Chesapeake Energy Corp. shareholders were urged in a letter sent Thursday by the New York City comptroller to vote against the only two board members up for reelection in June. Meanwhile, the board on Friday adopted a compensation arrangement for outside directors that reduces compensation by 20% and eliminates personal travel on aircraft in which the company has a stake.

John C. Liu, who as comptroller for the city represents pension funds that control 1.9 million shares of Chesapeake, said in the letter to shareholders that the funds oppose the reelection of Oklahoma State University President V. Burns Hargis and former Union Pacific Corp. CEO Richard K. Davidson. Both also serve on Chesapeake’s audit committee.

Liu, who oversees the $122 billion pension fund, cited the board’s failure to monitor the financial activities of CEO Aubrey McClendon.

“We are particularly disturbed by the audit committee’s failure to review, approve or disclose Mr. McClendon’s personal loans secured by company wells,” wrote Liu. He also criticized McClendon’s right to invest in every well the company has drilled, noting that “his investment time horizon, risk appetite and liquidity needs may conflict with those of the company.”

Chesapeake shareholders previously have overwhelmingly voted in favor of McClendon’s sole participation in the Founder Well Participation Program, which is to be scuttled in 2014 (see Shale Daily, April 27).

Chesapeake currently has a nine-member board, and only a few stand for reelection every year, as required under Oklahoma law, where the company is incorporated. Chesapeake backed the board reelection structure as an “essential takeover defense,” which some believe makes it less vulnerable to outside interests.

In his letter Liu also asked shareholders to support the pension funds’ proposal that would require Chesapeake to include board candidates nominated by large shareholders, arguing that it would make the company more responsive.

“We believe adopting the proposed proxy access bylaw would make Chesapeake’s board more responsive to share owners, more thoughtful about whom it nominates, and more vigilant in its oversight,” Liu wrote.

“Revelations since mid-April of substantial, previously undisclosed liabilities, transactions and conflicts of interest involving Chesapeake and its CEO have heightened our concerns and fueled a 27% decline in its share price.

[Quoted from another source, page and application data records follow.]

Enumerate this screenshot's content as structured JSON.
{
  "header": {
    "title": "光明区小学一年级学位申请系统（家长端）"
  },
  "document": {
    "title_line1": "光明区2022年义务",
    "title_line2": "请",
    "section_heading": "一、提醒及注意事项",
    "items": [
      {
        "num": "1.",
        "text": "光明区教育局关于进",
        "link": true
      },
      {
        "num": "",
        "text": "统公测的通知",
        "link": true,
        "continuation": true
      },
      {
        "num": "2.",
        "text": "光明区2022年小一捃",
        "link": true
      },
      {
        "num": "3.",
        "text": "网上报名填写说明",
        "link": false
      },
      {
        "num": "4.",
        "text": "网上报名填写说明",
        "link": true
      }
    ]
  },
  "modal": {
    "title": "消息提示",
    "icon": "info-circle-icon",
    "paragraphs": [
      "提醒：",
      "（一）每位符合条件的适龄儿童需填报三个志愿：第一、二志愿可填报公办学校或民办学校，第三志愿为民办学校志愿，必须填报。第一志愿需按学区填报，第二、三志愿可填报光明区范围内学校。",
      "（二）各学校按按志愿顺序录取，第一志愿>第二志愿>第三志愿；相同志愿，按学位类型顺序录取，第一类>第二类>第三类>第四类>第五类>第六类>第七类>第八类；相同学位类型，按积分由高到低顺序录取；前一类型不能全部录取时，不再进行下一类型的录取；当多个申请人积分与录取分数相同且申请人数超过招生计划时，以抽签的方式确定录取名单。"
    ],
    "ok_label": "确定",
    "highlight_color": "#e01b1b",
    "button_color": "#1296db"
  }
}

Share owners urgently need new directors who are willing and able to exercise strong, independent oversight of Aubrey McClendon, a willful CEO with a penchant for risk.”

In a filing responding to Liu, Chesapeake stated that the proposal would encourage “the wrong type of board responsiveness” and give power to special interests.

According to regulatory filings, several large hedge funds and investment firms have sold most or all of their positions in Chesapeake since the beginning of this year, including S.A.C. Capital Advisors LP (91%), Millennium Management LLC (86%), Fidelity Management & Research Co. (59%), Two Sigma Investments LLC (98%), Adage Capital Advisors LLC (57%), and Highbridge Capital Management LLC (100%).

Chesapeake’s annual meeting is scheduled for June 8. However, several shareholders have filed a federal lawsuit asking for an injunction to postpone the meeting until Chesapeake discloses more information on McClendon’s compensation and third-party debts. A hearing is scheduled for May 30.

After the market closed on Friday the board, which has been roundly criticized for its lavish perquisites, announced a new arrangement for outside directors that cuts compensation by one-fifth and eliminates personal travel on Chesapeake’s fractionally owned aircraft. “The board has taken this action in consultation with an independent compensation adviser as part of a broader review of the company’s executive compensation programs,” it stated.